I love culture and will always give a cultural practice the benefit of the doubt, unless it clearly goes against Scripture and human rights. We’re all different and that’s a thing to celebrate. But, my spiritual eyes have been opened to this aspect of my culture and even though it’s so enticing, I must break with it. In this respect, my culture is a problem. The Lord’s word supersedes Puerto Rican culture and I must honor Him first. I am Christian before I am Puerto Rican.

 

Blessings.

 

Gabrielle G.

 

Restoring Distorted Family Legacies

If you ask me what my family has been known for throughout the generations, I could easily list several negative things: drug abuse, domestic violence, witchcraft, poverty, lack of education, etc.

We’re also known for our resilience. Many of us have served the US through military service. Most of the younger generation has dedicated their lives to serve The Lord. 

These positive aspects of my family’s legacy don’t really outweigh the negative aspects, especially when you consider the spiritual realm.

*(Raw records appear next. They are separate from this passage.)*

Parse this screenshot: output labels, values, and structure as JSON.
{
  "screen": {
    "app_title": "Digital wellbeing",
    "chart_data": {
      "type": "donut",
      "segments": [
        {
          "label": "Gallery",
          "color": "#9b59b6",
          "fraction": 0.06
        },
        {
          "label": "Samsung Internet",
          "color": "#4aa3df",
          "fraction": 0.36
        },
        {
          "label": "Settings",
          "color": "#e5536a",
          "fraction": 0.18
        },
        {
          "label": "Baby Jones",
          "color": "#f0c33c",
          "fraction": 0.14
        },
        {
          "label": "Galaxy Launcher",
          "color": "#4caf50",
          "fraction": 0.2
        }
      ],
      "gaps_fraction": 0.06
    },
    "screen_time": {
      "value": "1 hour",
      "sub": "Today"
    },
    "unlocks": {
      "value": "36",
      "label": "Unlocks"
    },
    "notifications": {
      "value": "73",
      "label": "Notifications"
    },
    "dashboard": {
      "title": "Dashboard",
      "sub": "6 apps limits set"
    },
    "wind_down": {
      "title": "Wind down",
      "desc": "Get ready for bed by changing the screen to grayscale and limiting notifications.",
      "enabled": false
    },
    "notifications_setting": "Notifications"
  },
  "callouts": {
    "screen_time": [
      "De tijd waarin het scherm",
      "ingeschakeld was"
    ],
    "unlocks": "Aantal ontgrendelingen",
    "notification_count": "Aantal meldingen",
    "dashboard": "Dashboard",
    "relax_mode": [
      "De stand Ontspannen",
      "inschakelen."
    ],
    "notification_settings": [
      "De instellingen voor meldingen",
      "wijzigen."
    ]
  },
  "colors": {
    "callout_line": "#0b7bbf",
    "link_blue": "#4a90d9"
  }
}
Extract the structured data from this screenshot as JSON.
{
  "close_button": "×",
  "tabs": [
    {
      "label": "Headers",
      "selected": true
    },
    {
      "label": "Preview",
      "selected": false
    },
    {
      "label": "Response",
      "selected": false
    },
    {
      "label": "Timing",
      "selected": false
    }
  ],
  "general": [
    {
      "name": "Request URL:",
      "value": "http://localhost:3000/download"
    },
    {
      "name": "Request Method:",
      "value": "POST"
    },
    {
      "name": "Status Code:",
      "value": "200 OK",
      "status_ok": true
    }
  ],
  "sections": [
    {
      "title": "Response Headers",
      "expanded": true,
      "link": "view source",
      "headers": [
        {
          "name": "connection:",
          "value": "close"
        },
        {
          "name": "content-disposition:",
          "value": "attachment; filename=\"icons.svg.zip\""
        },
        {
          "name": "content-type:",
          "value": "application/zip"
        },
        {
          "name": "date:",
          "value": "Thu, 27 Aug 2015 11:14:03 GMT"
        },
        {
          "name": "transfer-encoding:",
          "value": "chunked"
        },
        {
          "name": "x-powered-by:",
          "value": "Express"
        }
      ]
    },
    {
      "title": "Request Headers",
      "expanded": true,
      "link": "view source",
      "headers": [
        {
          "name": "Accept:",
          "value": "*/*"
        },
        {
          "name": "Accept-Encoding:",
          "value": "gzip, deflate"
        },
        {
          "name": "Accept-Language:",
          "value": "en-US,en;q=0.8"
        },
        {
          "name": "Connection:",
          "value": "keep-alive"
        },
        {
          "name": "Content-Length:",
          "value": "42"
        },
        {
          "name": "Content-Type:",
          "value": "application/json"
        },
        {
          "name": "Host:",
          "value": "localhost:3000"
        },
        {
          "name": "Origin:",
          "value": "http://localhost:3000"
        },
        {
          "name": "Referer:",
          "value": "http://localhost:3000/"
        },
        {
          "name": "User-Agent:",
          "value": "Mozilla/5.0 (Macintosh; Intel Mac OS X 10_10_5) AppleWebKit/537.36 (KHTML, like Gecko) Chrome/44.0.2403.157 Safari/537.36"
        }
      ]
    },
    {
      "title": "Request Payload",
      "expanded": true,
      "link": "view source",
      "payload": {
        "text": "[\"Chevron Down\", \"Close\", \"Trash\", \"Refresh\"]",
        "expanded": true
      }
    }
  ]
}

One of the more painful parts of my family’s legacy has been the involvement in witchcraft, or Santeria, as Latinos like to call it. Santeria is not considered witchcraft by many Latinos, rather it is viewed as the cultural expression of Latino Christianity. Yes, those who practice Santeria believe themselves to be Christian, most of the time. They pray to saints with candles (the ones you see at the botanicas on the street), they have statues of saints that they feed, give money to, or do some other type of ritual to. But, many of these people will tell you that they love Jesus and they do these rituals for good. This “religion” came from our African ancestors who were forced into Catholicism. Rather than give up their paganism, they simply molded the two together and worshipped their idols under the guise of Catholicism.

Readers, Santeria is NOT Christianity. Jesus tells us that we cannot mix light and dark. Light has no fellowship with darkness. (2 Cor. 6:14-17). Jesus repeatedly tells us in Scripture that He is the only way to God (John 14:6), and that He is the ONLY mediator (I Timothy 2:5). Scripture warns us in multiple passages against becoming involved in the occult and gives us examples of people who give up that life to follow Jesus. (Deut. 18:10-11, Lev. 19:31, Acts 16:16-18, Acts 19:19).

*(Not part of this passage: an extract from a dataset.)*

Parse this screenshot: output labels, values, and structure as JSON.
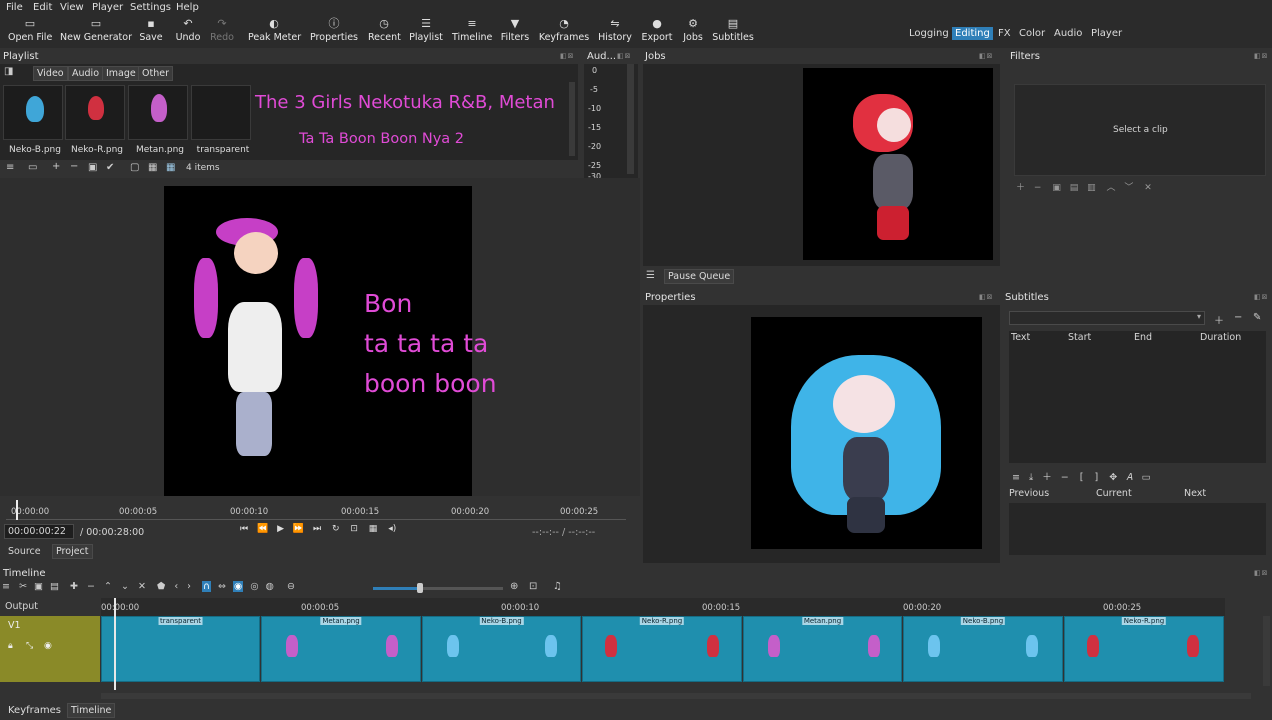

Santeria was the legacy of my family. It kept my Puerto Rican family in bondage for generations. The Lord in His tender lovingkindness looked upon my mother and chose her to be the one to break this generational sin. He did this by instructing her in His ways from her childhood and as a result, her mother (my abuela) came to faith as did I, also in my childhood.

Praise be to The Lord!

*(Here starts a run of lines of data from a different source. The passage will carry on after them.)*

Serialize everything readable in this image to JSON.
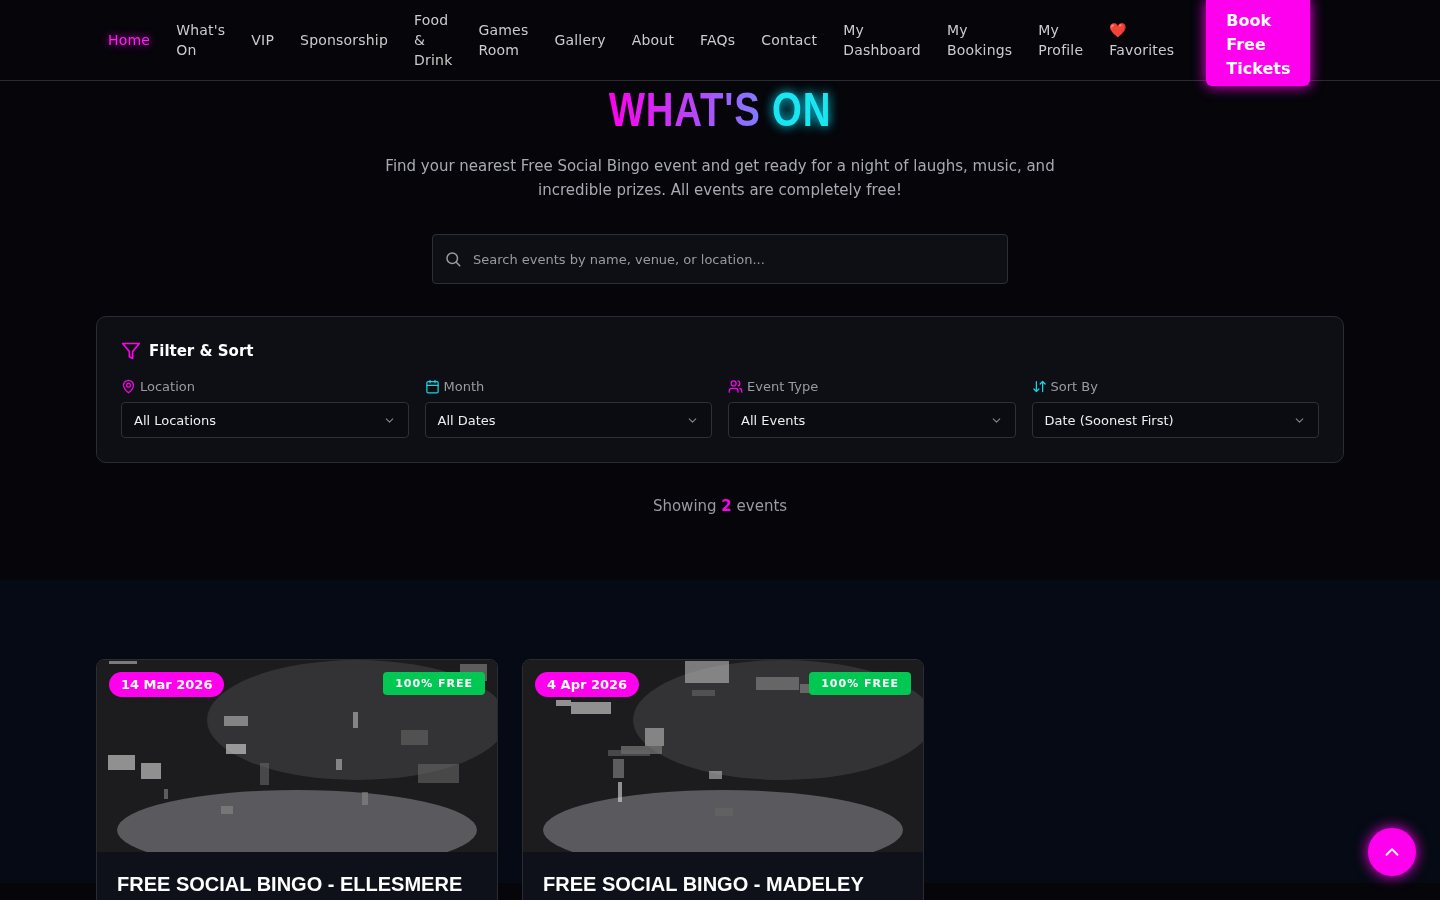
{
  "nav": {
    "items": [
      {
        "label": "Home",
        "selected": true
      },
      {
        "label": "What's On",
        "selected": false
      },
      {
        "label": "VIP",
        "selected": false
      },
      {
        "label": "Sponsorship",
        "selected": false
      },
      {
        "label": "Food & Drink",
        "selected": false
      },
      {
        "label": "Games Room",
        "selected": false
      },
      {
        "label": "Gallery",
        "selected": false
      },
      {
        "label": "About",
        "selected": false
      },
      {
        "label": "FAQs",
        "selected": false
      },
      {
        "label": "Contact",
        "selected": false
      },
      {
        "label": "My Dashboard",
        "selected": false
      },
      {
        "label": "My Bookings",
        "selected": false
      },
      {
        "label": "My Profile",
        "selected": false
      },
      {
        "label": "❤️ Favorites",
        "selected": false
      }
    ],
    "cta": "Book Free Tickets"
  },
  "hero": {
    "title_start": "WHAT'S",
    "title_end": "ON",
    "subtitle": "Find your nearest Free Social Bingo event and get ready for a night of laughs, music, and incredible prizes. All events are completely free!",
    "search": {
      "placeholder": "Search events by name, venue, or location..."
    }
  },
  "filters": {
    "title": "Filter & Sort",
    "fields": [
      {
        "kind": "location",
        "label": "Location",
        "value": "All Locations"
      },
      {
        "kind": "month",
        "label": "Month",
        "value": "All Dates"
      },
      {
        "kind": "people",
        "label": "Event Type",
        "value": "All Events"
      },
      {
        "kind": "sort",
        "label": "Sort By",
        "value": "Date (Soonest First)"
      }
    ]
  },
  "results": {
    "prefix": "Showing",
    "count": "2",
    "suffix": "events"
  },
  "events": [
    {
      "date": "14 Mar 2026",
      "badge": "100% FREE",
      "title": "FREE SOCIAL BINGO - ELLESMERE"
    },
    {
      "date": "4 Apr 2026",
      "badge": "100% FREE",
      "title": "FREE SOCIAL BINGO - MADELEY"
    }
  ]
}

Since Santeria is witchcraft, we know that those who practice it are exposed to demonic activity and to possession by demons themselves. I have to wonder if the vicious cycles of drug abuse, domestic violence, molestation, poverty, and lack of education are all due to my family’s involvement with witchcraft. I’m inclined to believe that it’s the cause, because we know that The Lord brings restoration, peace, and comfort to our souls.

It’s tough for me to swallow this part of my family’s legacy. I wish it were not so, but then The Lord reminds me that He takes the most unlikely candidate and turns them into one of His fiercest and bravest soldiers. Although my family was bound in the past, the generations to come (should The Lord tarry), will not be bound by any of those generational sins and curses.

Who would have thought that the great-granddaughter of a woman who practiced Santeria would be a strong-minded, discerning, loyal follower of Jesus Christ? I thank God that He is restoring my family’s story through my mother and through my own life as well.

How does one restore their family’s legacy? Simple. Jesus! Give your life to Jesus and He breaks any generational sin and/or curse. He will restore what has been broken through His hand over your life.

 

Rest in His arms,

 

Gabrielle G.